POLITICS Jody Wilson-Raybould: ‘The Liberal party is not something I understand anymore’

The former AG talks to Maclean’s about recording her call with Michael Wernick, her relationship with Gerry Butts and the dangers of blind loyalty

Independent MP and former Minister of Justice Jody Wilson-Raybould speaks to reporters before Question Period on Parliament Hill in Ottawa, a day after being removed from the Liberal caucus on Wednesday, April 3, 2019. THE CANADIAN PRESS/Justin Tang

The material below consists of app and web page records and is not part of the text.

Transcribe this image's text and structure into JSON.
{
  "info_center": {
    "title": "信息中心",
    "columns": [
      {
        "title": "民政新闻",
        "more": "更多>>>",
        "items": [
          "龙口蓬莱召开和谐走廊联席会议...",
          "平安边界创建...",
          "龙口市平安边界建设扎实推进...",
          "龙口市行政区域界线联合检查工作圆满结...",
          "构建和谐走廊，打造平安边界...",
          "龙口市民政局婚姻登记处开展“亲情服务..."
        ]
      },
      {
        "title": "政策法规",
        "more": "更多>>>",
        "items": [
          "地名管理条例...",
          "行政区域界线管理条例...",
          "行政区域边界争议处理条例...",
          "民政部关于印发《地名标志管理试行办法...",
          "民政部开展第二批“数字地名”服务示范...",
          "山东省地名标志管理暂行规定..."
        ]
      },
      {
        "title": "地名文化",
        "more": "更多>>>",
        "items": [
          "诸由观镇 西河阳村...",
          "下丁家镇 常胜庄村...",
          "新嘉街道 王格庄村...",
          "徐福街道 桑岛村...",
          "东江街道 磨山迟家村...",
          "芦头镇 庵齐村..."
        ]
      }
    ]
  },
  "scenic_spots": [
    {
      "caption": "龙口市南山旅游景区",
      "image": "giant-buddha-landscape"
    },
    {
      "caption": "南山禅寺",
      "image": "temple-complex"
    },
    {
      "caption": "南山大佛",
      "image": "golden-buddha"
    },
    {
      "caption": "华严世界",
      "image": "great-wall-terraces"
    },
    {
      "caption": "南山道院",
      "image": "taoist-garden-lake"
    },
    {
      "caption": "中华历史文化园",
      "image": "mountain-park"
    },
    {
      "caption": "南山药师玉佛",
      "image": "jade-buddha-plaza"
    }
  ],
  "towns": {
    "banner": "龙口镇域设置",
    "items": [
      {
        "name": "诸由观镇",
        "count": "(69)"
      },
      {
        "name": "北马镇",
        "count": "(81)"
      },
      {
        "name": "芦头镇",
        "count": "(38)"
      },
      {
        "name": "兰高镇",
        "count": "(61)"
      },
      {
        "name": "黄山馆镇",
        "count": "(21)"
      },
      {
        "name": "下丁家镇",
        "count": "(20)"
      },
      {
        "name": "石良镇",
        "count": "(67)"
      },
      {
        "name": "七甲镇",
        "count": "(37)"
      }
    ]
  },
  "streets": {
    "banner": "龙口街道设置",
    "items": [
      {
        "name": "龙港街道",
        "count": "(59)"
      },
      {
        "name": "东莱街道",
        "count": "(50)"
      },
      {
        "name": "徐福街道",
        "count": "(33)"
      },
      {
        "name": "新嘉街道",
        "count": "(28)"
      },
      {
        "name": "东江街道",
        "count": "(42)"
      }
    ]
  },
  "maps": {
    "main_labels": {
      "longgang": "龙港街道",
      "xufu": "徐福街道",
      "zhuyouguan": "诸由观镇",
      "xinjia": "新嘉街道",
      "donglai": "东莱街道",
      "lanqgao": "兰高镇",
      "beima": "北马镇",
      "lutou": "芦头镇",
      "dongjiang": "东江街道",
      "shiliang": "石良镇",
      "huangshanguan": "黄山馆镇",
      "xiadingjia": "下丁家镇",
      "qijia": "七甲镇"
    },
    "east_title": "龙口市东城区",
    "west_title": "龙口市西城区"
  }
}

There are two ways this might go now for Jody Wilson-Raybould: creation of an icon or writing of a footnote. To her admirers, the former justice minister’s attributes seem lastingly potent. She was the woman who rose higher in federal politics than any previous Indigenous politician, only to be driven out on a point of principle. To her critics, including many of her former Liberal colleagues, she just wasn’t a team player and didn’t understand the compromises high office demands.

Wilson-Raybould, 48, was first elected a Liberal MP in Vancouver in 2015, having been recruited by Justin Trudeau on the strength of her record as a B.C. First Nations leader. He made her his first justice minister, then demoted her to Veterans Affairs early this year. Wilson-Raybould suspects she fell out of favour after resisting months of pressure from Trudeau and senior officials to use her power as attorney general to give SNC-Lavalin a way of avoiding a bribery trial through a deferred prosecution agreement (DPA).

Image result for Macleans cover Jody Wilson-Raybould

Trudeau denies that was the reason. But Wilson-Raybould quit his cabinet as the controversy raged, and he kicked her out of the Liberal caucus on April 2, along with her ally, former Treasury Board president Jane Philpott. The following afternoon, she sat with Maclean’s for this extensive interview, which has been edited for length and clarity. (To read our interview with Jane Philpott, go here) MORE


Recording a telephone call? 189 federal servants spied on Cindy Blackstock under Wernick and Justice department